That doesn’t mean I think it’s hard to come up with a justifiable response. Frankly, if you can pass off a book as NA that you’re either self-publishing or publishing digital only, I think it’s absolutely the wisest to do so. NA is something people actively look for digitally. In-store placement obviously helps the books that are getting it, but that’s the tiniest sliver of the category, limited to authors who’ve proven themselves.
And when it comes to self-publishing vs. traditionally publishing NA, well… *shifty eyes* I mean, unless you really, really don’t want to self-publish for some reason, can someone please explain to me why you’re better off trad-pubbing it? Having never done so, I’m not intimately familiar with the contracts, but thus far I gather that they often require signing away print rights that the publisher has no intention of using until you hit an extremely high sales threshold, effectively making you strictly digital. Once you’re strictly digital, how much can house backing really do for you? When you take out the in-store placement factor and offsetting printing costs, and take into account that advances for digital only publications are pretty low…where’s the difference between the trad-pub e-book royalty rate (25-40%) and the self-pub royalty rate (70%) going? Covers don’t cost that much, and honestly, very, very few have been remotely memorable. The obvious difference in turnaround time would suggest fewer rounds of editing. So where’s the justification there? I’m not even trying to be a jerk here; I really, really want to understand it, and I don’t. (Note: A couple of fabulous trad-pubbing NA-writing friends have mentioned they’ll comment on this soon, so, check back, and learn more while I do!)

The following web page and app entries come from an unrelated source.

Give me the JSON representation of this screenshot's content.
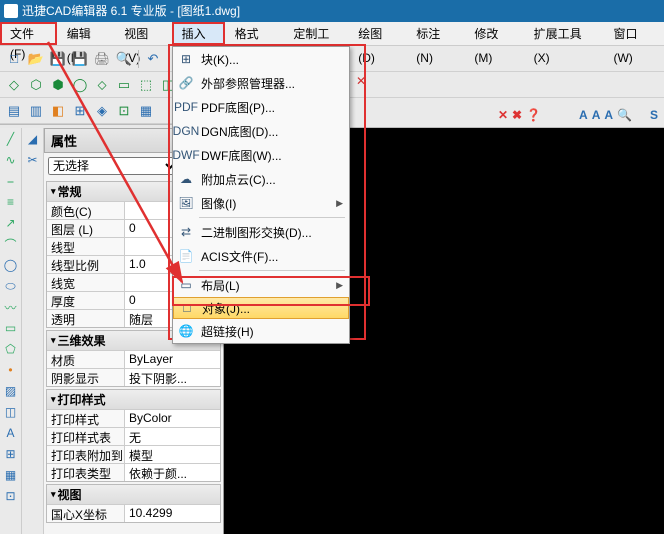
{
  "title": "迅捷CAD编辑器 6.1 专业版  - [图纸1.dwg]",
  "menubar": {
    "file": "文件(F)",
    "edit": "编辑(E)",
    "view": "视图(V)",
    "insert": "插入(I)",
    "format": "格式(O)",
    "customtools": "定制工具",
    "draw": "绘图(D)",
    "annotate": "标注(N)",
    "modify": "修改(M)",
    "ext": "扩展工具(X)",
    "window": "窗口(W)"
  },
  "dropdown": {
    "items": [
      {
        "label": "块(K)..."
      },
      {
        "label": "外部参照管理器..."
      },
      {
        "label": "PDF底图(P)..."
      },
      {
        "label": "DGN底图(D)..."
      },
      {
        "label": "DWF底图(W)..."
      },
      {
        "label": "附加点云(C)..."
      },
      {
        "label": "图像(I)",
        "sub": true
      },
      {
        "sep": true
      },
      {
        "label": "二进制图形交换(D)..."
      },
      {
        "label": "ACIS文件(F)..."
      },
      {
        "sep": true
      },
      {
        "label": "布局(L)",
        "sub": true
      },
      {
        "label": "对象(J)...",
        "hl": true
      },
      {
        "label": "超链接(H)"
      }
    ]
  },
  "props": {
    "title": "属性",
    "select_none": "无选择",
    "groups": [
      {
        "name": "常规",
        "rows": [
          [
            "颜色(C)",
            ""
          ],
          [
            "图层 (L)",
            "0"
          ],
          [
            "线型",
            ""
          ],
          [
            "线型比例",
            "1.0"
          ],
          [
            "线宽",
            ""
          ],
          [
            "厚度",
            "0"
          ],
          [
            "透明",
            "随层"
          ]
        ]
      },
      {
        "name": "三维效果",
        "rows": [
          [
            "材质",
            "ByLayer"
          ],
          [
            "阴影显示",
            "投下阴影..."
          ]
        ]
      },
      {
        "name": "打印样式",
        "rows": [
          [
            "打印样式",
            "ByColor"
          ],
          [
            "打印样式表",
            "无"
          ],
          [
            "打印表附加到",
            "模型"
          ],
          [
            "打印表类型",
            "依赖于颜..."
          ]
        ]
      },
      {
        "name": "视图",
        "rows": [
          [
            "国心X坐标",
            "10.4299"
          ]
        ]
      }
    ]
  },
  "rtool": {
    "a": "A",
    "s": "S"
  }
}
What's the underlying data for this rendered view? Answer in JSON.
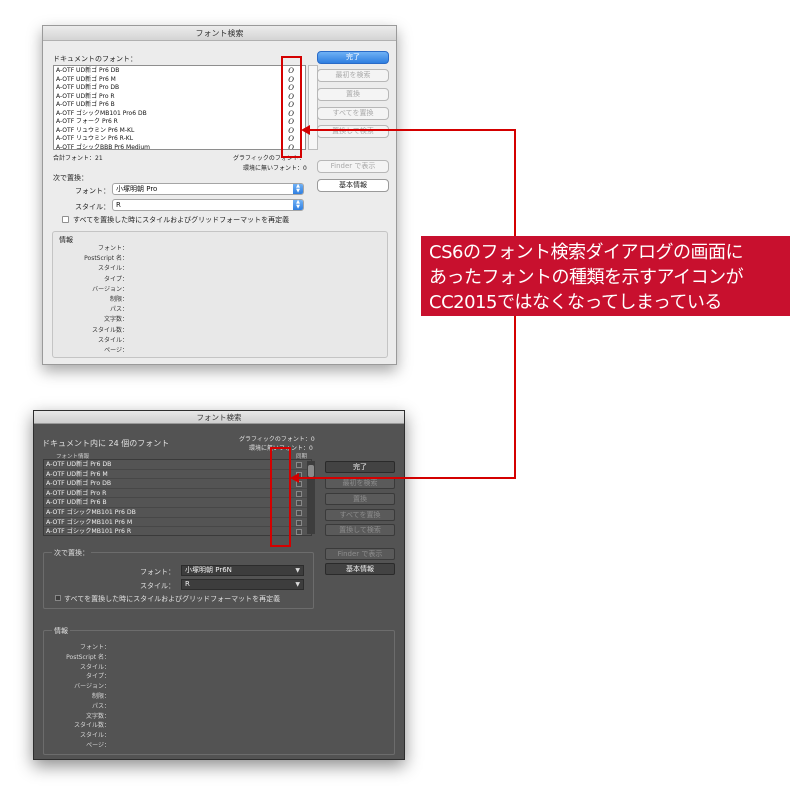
{
  "cs6": {
    "title": "フォント検索",
    "doc_fonts_label": "ドキュメントのフォント：",
    "fonts": [
      "A-OTF UD新ゴ Pr6 DB",
      "A-OTF UD新ゴ Pr6 M",
      "A-OTF UD新ゴ Pro DB",
      "A-OTF UD新ゴ Pro R",
      "A-OTF UD新ゴ Pr6 B",
      "A-OTF ゴシックMB101 Pro6 DB",
      "A-OTF フォーク Pr6 R",
      "A-OTF リュウミン Pr6 M-KL",
      "A-OTF リュウミン Pr6 R-KL",
      "A-OTF ゴシックBBB Pr6 Medium"
    ],
    "opentype_glyph": "O",
    "total_fonts": "合計フォント：21",
    "graphic_fonts": "グラフィックのフォント：",
    "env_fonts": "環境に無いフォント：0",
    "replace_with": "次で置換：",
    "font_label": "フォント：",
    "font_value": "小塚明朝 Pro",
    "style_label": "スタイル：",
    "style_value": "R",
    "redefine_checkbox": "すべてを置換した時にスタイルおよびグリッドフォーマットを再定義",
    "info_label": "情報",
    "info_keys": [
      "フォント：",
      "PostScript 名：",
      "スタイル：",
      "タイプ：",
      "バージョン：",
      "制限：",
      "パス：",
      "文字数：",
      "スタイル数：",
      "スタイル：",
      "ページ："
    ],
    "buttons": {
      "done": "完了",
      "find_first": "最初を検索",
      "replace": "置換",
      "replace_all": "すべてを置換",
      "replace_find": "置換して検索",
      "reveal_finder": "Finder で表示",
      "more_info": "基本情報"
    }
  },
  "cc": {
    "title": "フォント検索",
    "doc_fonts_label": "ドキュメント内に 24 個のフォント",
    "graphic_fonts": "グラフィックのフォント：0",
    "env_fonts": "環境に無いフォント：0",
    "col_font_info": "フォント情報",
    "col_sync": "同期",
    "fonts": [
      "A-OTF UD新ゴ Pr6 DB",
      "A-OTF UD新ゴ Pr6 M",
      "A-OTF UD新ゴ Pro DB",
      "A-OTF UD新ゴ Pro R",
      "A-OTF UD新ゴ Pr6 B",
      "A-OTF ゴシックMB101 Pr6 DB",
      "A-OTF ゴシックMB101 Pr6 M",
      "A-OTF ゴシックMB101 Pr6 R"
    ],
    "replace_with": "次で置換：",
    "font_label": "フォント：",
    "font_value": "小塚明朝 Pr6N",
    "style_label": "スタイル：",
    "style_value": "R",
    "redefine_checkbox": "すべてを置換した時にスタイルおよびグリッドフォーマットを再定義",
    "info_label": "情報",
    "info_keys": [
      "フォント：",
      "PostScript 名：",
      "スタイル：",
      "タイプ：",
      "バージョン：",
      "制限：",
      "パス：",
      "文字数：",
      "スタイル数：",
      "スタイル：",
      "ページ："
    ],
    "buttons": {
      "done": "完了",
      "find_first": "最初を検索",
      "replace": "置換",
      "replace_all": "すべてを置換",
      "replace_find": "置換して検索",
      "reveal_finder": "Finder で表示",
      "more_info": "基本情報"
    }
  },
  "annotation": {
    "callout_lines": [
      "CS6のフォント検索ダイアログの画面に",
      "あったフォントの種類を示すアイコンが",
      "CC2015ではなくなってしまっている"
    ],
    "callout_color": "#c8102e",
    "line_color": "#d40000"
  }
}
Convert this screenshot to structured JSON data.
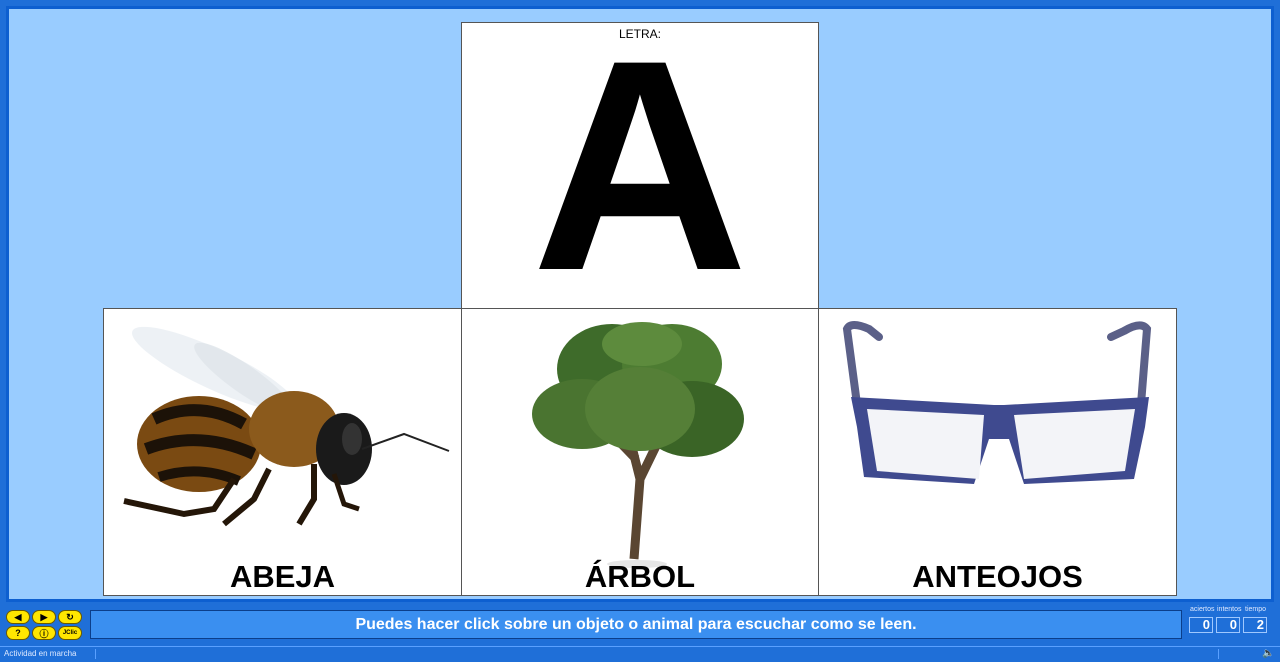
{
  "letter_panel": {
    "label": "LETRA:",
    "letter": "A"
  },
  "cards": [
    {
      "word": "ABEJA"
    },
    {
      "word": "ÁRBOL"
    },
    {
      "word": "ANTEOJOS"
    }
  ],
  "message": "Puedes hacer click sobre un objeto o animal para escuchar como se leen.",
  "nav_buttons": [
    "prev-icon",
    "next-icon",
    "restart-icon",
    "help-icon",
    "info-icon",
    "jclic-icon"
  ],
  "jclic_label": "JClic",
  "counters": {
    "aciertos_label": "aciertos",
    "aciertos": "0",
    "intentos_label": "intentos",
    "intentos": "0",
    "tiempo_label": "tiempo",
    "tiempo": "2"
  },
  "status_text": "Actividad en marcha",
  "colors": {
    "frame": "#1f6fd8",
    "stage": "#99ccff",
    "buttons": "#ffe600"
  }
}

And finally, BRANDING. I get that a certain thing in NA sells. Certain cover elements sell. White People Kissing, or Shirtless Six-Pack Man…yeah, these things work, we get it. But what are they working to do? They sell your book, but they sell your book by making it recognizably NA. They don’t sell you. I’ve bought a zillion NA books at .99-2.99 a pop, but how many of those titles do I remember? How many authors’ names? So often I scroll through my Kindle and think, “What is that?” Meanwhile, there are maybe three authors I actually care to follow to see when they’re releasing a next book. So please, I know it’s a business, but it’s not a guaranteed business. Already people are growing weary of the same covers and tropes. Do yourself a favor and cater to yourself and not what might be a raging trend everyone’s sick of by autumn.
Plus, ya know, it’d be cool to finally see some black people. Or lesbians. I’m not picky.